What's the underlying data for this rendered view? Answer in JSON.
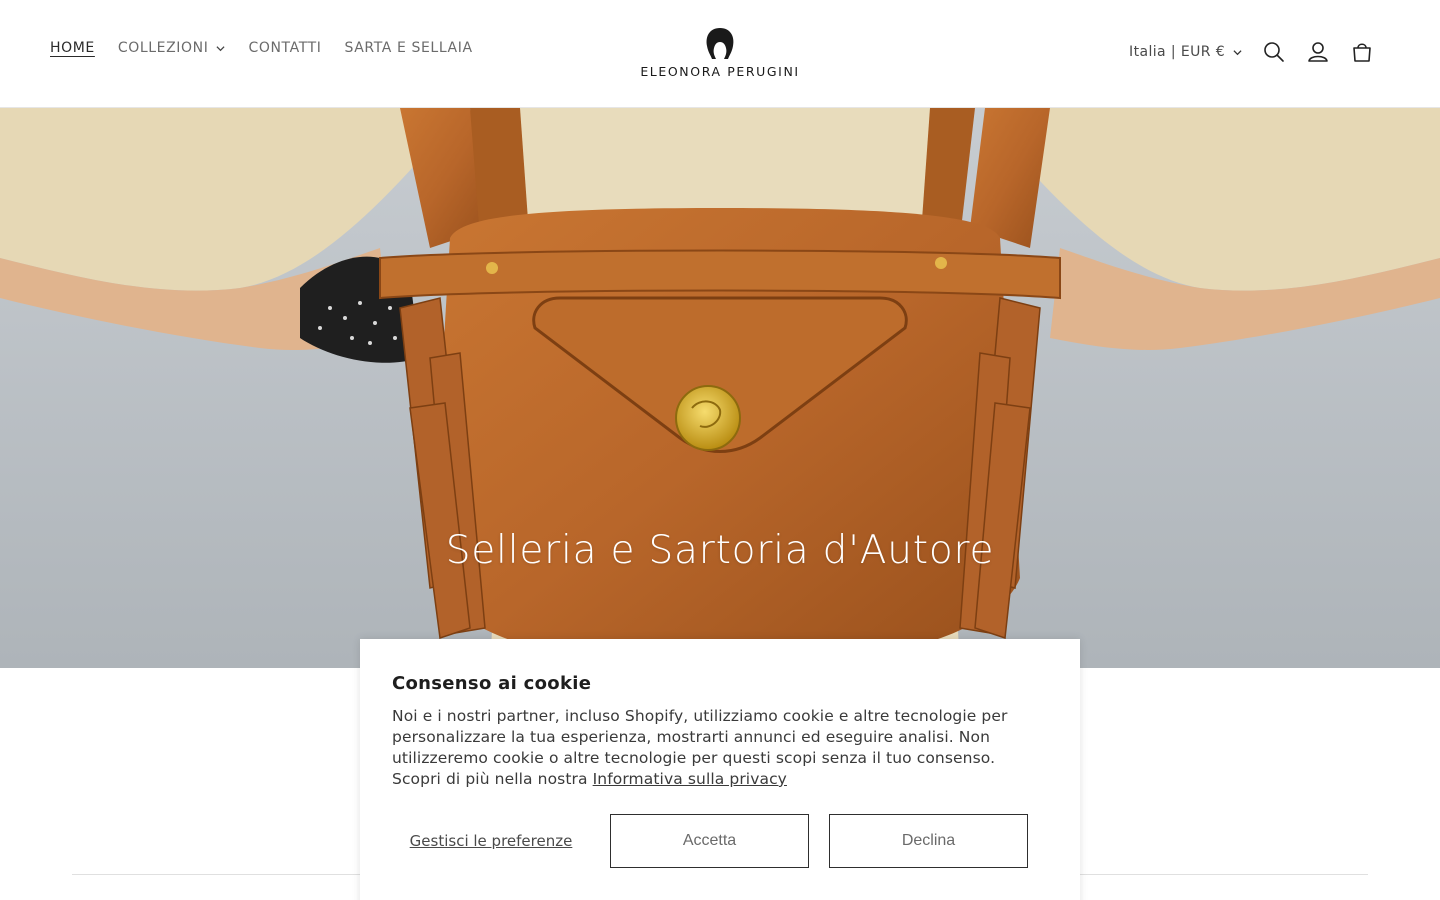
{
  "header": {
    "nav": [
      {
        "label": "HOME",
        "active": true,
        "has_dropdown": false
      },
      {
        "label": "COLLEZIONI",
        "active": false,
        "has_dropdown": true
      },
      {
        "label": "CONTATTI",
        "active": false,
        "has_dropdown": false
      },
      {
        "label": "SARTA E SELLAIA",
        "active": false,
        "has_dropdown": false
      }
    ],
    "brand": "ELEONORA PERUGINI",
    "locale": "Italia | EUR €",
    "icons": [
      "search-icon",
      "account-icon",
      "cart-icon"
    ]
  },
  "hero": {
    "title": "Selleria e Sartoria d'Autore"
  },
  "cookie_banner": {
    "title": "Consenso ai cookie",
    "body": "Noi e i nostri partner, incluso Shopify, utilizziamo cookie e altre tecnologie per personalizzare la tua esperienza, mostrarti annunci ed eseguire analisi. Non utilizzeremo cookie o altre tecnologie per questi scopi senza il tuo consenso. Scopri di più nella nostra",
    "privacy_link": "Informativa sulla privacy",
    "manage_label": "Gestisci le preferenze",
    "accept_label": "Accetta",
    "decline_label": "Declina"
  },
  "colors": {
    "text": "#121212",
    "nav_muted": "#6b6b6b",
    "leather": "#b8662a",
    "background": "#ffffff"
  }
}
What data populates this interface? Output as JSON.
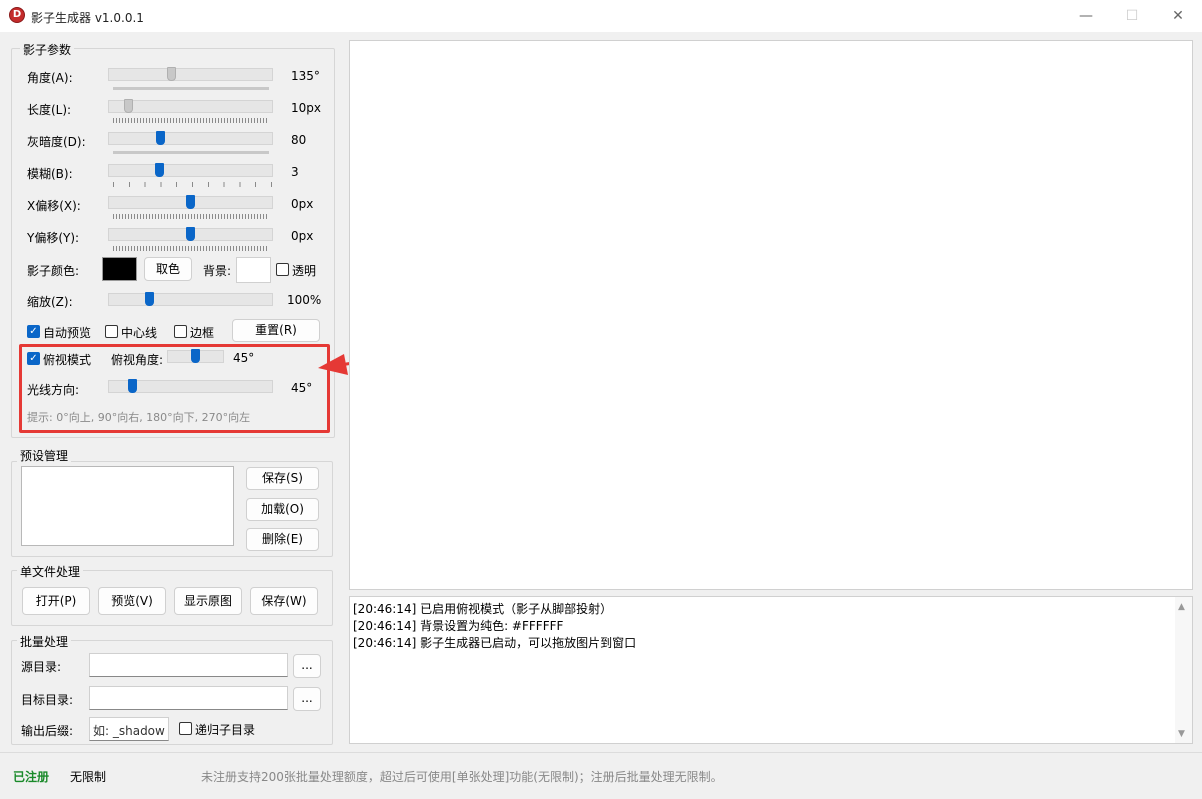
{
  "window": {
    "title": "影子生成器 v1.0.0.1",
    "app_icon_letter": "D",
    "minimize": "—",
    "maximize": "☐",
    "close": "✕"
  },
  "shadow_params": {
    "group_title": "影子参数",
    "angle": {
      "label": "角度(A):",
      "value": "135°",
      "fraction": 0.375
    },
    "length": {
      "label": "长度(L):",
      "value": "10px",
      "fraction": 0.1
    },
    "darkness": {
      "label": "灰暗度(D):",
      "value": "80",
      "fraction": 0.31
    },
    "blur": {
      "label": "模糊(B):",
      "value": "3",
      "fraction": 0.3
    },
    "offset_x": {
      "label": "X偏移(X):",
      "value": "0px",
      "fraction": 0.5
    },
    "offset_y": {
      "label": "Y偏移(Y):",
      "value": "0px",
      "fraction": 0.5
    },
    "shadow_color_label": "影子颜色:",
    "shadow_color": "#000000",
    "pick_color_button": "取色",
    "background_label": "背景:",
    "background_color": "#FFFFFF",
    "transparent_label": "透明",
    "zoom": {
      "label": "缩放(Z):",
      "value": "100%",
      "fraction": 0.24
    },
    "auto_preview_label": "自动预览",
    "center_line_label": "中心线",
    "border_label": "边框",
    "reset_button": "重置(R)",
    "topdown_mode_label": "俯视模式",
    "topdown_angle_label": "俯视角度:",
    "topdown_angle_value": "45°",
    "topdown_angle_fraction": 0.5,
    "light_direction_label": "光线方向:",
    "light_direction_value": "45°",
    "light_direction_fraction": 0.125,
    "hint": "提示: 0°向上, 90°向右, 180°向下, 270°向左"
  },
  "presets": {
    "group_title": "预设管理",
    "save_button": "保存(S)",
    "load_button": "加载(O)",
    "delete_button": "删除(E)"
  },
  "single_file": {
    "group_title": "单文件处理",
    "open_button": "打开(P)",
    "preview_button": "预览(V)",
    "show_original_button": "显示原图",
    "save_button": "保存(W)"
  },
  "batch": {
    "group_title": "批量处理",
    "source_label": "源目录:",
    "target_label": "目标目录:",
    "browse_button": "...",
    "suffix_label": "输出后缀:",
    "suffix_placeholder": "如: _shadow",
    "recursive_label": "递归子目录"
  },
  "log": {
    "lines": [
      "[20:46:14] 已启用俯视模式（影子从脚部投射）",
      "[20:46:14] 背景设置为纯色: #FFFFFF",
      "[20:46:14] 影子生成器已启动，可以拖放图片到窗口"
    ]
  },
  "status": {
    "registered": "已注册",
    "unlimited": "无限制",
    "notice": "未注册支持200张批量处理额度，超过后可使用[单张处理]功能(无限制)；注册后批量处理无限制。"
  },
  "colors": {
    "accent": "#0a66c8",
    "highlight_box": "#e53935",
    "registered_text": "#1a8a2a"
  }
}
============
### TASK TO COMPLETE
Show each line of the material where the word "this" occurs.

### ANSWER BELOW
What's the underlying data for this rendered view? Answer in JSON.
What data populates this interface? Output as JSON.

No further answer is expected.